## Exercise data
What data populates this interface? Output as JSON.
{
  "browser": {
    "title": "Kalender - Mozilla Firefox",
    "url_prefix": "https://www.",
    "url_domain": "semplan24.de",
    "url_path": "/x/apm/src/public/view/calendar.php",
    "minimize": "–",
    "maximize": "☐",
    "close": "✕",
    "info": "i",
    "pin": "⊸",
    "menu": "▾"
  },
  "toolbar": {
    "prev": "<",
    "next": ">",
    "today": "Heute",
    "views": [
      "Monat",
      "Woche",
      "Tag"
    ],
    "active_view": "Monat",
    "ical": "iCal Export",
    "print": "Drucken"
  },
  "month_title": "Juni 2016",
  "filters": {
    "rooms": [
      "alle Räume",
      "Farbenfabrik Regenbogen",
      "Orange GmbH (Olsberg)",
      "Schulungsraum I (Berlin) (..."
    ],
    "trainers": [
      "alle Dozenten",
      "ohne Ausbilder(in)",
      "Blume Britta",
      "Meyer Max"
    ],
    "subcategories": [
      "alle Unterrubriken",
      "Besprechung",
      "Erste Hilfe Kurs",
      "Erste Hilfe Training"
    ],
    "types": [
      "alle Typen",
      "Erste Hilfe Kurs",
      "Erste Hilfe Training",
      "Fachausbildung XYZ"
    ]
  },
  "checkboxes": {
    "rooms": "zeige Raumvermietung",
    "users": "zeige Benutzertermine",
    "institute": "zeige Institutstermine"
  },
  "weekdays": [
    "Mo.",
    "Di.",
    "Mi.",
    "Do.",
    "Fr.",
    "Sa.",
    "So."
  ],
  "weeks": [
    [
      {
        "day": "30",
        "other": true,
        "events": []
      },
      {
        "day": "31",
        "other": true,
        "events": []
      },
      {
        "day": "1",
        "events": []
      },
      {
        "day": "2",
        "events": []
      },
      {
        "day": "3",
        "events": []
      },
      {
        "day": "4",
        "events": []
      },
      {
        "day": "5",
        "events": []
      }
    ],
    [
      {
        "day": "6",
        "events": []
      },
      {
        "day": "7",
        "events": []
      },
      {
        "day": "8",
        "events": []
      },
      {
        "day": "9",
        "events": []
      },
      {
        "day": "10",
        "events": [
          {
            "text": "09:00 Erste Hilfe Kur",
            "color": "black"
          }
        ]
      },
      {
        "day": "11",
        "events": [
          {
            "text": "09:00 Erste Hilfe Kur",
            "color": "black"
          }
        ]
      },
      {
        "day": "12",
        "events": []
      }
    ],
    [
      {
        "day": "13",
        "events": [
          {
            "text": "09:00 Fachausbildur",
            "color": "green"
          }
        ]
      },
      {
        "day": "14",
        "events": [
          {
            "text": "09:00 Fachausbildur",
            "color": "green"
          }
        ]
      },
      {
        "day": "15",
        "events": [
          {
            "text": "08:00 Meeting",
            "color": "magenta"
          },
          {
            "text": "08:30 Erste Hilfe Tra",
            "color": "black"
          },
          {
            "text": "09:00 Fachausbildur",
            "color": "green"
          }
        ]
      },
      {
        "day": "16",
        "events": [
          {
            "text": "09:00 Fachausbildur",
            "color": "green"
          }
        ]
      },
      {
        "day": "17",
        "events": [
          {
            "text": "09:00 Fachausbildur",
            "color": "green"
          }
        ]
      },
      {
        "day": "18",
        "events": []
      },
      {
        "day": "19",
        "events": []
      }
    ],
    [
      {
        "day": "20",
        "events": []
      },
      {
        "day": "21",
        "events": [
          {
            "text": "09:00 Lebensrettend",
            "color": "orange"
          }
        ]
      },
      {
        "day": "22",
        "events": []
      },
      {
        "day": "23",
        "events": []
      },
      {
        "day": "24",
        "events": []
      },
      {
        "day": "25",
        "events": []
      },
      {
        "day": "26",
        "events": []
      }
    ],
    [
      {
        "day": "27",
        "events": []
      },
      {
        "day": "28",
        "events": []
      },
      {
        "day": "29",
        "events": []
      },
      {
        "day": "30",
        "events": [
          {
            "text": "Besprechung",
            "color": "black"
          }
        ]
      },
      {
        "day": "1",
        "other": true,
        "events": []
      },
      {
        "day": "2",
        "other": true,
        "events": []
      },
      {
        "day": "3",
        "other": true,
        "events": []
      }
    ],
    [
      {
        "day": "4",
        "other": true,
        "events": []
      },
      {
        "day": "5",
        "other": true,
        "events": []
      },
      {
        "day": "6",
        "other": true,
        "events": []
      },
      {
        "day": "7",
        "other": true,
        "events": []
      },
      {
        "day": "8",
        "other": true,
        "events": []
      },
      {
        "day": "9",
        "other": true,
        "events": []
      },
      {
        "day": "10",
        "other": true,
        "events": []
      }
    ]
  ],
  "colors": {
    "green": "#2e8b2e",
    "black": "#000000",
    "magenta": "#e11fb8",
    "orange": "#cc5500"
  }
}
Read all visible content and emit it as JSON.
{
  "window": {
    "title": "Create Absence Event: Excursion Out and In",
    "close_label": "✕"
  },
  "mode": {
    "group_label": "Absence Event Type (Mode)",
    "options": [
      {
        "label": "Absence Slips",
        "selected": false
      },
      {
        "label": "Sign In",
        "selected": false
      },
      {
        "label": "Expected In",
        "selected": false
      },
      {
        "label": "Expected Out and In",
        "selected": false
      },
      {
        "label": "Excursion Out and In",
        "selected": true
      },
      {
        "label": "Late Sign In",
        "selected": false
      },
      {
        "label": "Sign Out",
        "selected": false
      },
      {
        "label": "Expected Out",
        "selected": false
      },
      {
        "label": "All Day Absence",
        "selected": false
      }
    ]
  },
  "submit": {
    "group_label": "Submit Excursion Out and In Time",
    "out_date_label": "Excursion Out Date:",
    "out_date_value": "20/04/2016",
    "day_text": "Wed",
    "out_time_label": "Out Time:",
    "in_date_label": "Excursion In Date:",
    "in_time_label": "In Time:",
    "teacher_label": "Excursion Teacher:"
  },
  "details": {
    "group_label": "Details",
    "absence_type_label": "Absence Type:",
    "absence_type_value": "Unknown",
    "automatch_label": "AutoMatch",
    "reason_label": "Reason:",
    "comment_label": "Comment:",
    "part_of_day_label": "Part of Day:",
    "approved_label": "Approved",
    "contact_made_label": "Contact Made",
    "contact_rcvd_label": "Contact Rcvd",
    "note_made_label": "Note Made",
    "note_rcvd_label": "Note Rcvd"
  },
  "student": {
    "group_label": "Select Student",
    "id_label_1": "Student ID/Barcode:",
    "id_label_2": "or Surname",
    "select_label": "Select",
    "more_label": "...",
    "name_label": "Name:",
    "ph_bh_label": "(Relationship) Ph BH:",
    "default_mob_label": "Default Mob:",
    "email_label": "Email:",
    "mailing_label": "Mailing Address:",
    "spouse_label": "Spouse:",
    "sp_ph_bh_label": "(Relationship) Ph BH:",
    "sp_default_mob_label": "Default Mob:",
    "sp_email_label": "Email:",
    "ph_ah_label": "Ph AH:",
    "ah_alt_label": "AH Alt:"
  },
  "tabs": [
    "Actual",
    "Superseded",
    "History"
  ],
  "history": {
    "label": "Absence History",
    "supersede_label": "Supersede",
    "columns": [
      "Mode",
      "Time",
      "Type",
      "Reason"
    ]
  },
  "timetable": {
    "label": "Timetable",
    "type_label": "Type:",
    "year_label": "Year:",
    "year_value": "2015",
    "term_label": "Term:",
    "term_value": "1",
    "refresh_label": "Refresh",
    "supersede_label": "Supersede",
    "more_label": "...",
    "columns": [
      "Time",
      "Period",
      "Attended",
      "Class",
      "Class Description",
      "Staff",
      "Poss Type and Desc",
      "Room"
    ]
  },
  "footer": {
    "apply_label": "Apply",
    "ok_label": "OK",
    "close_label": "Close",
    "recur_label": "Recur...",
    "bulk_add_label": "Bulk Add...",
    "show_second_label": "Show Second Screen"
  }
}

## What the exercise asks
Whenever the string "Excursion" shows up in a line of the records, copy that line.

## Problem solution
    "title": "Create Absence Event: Excursion Out and In",
        "label": "Excursion Out and In",
    "group_label": "Submit Excursion Out and In Time",
    "out_date_label": "Excursion Out Date:",
    "in_date_label": "Excursion In Date:",
    "teacher_label": "Excursion Teacher:"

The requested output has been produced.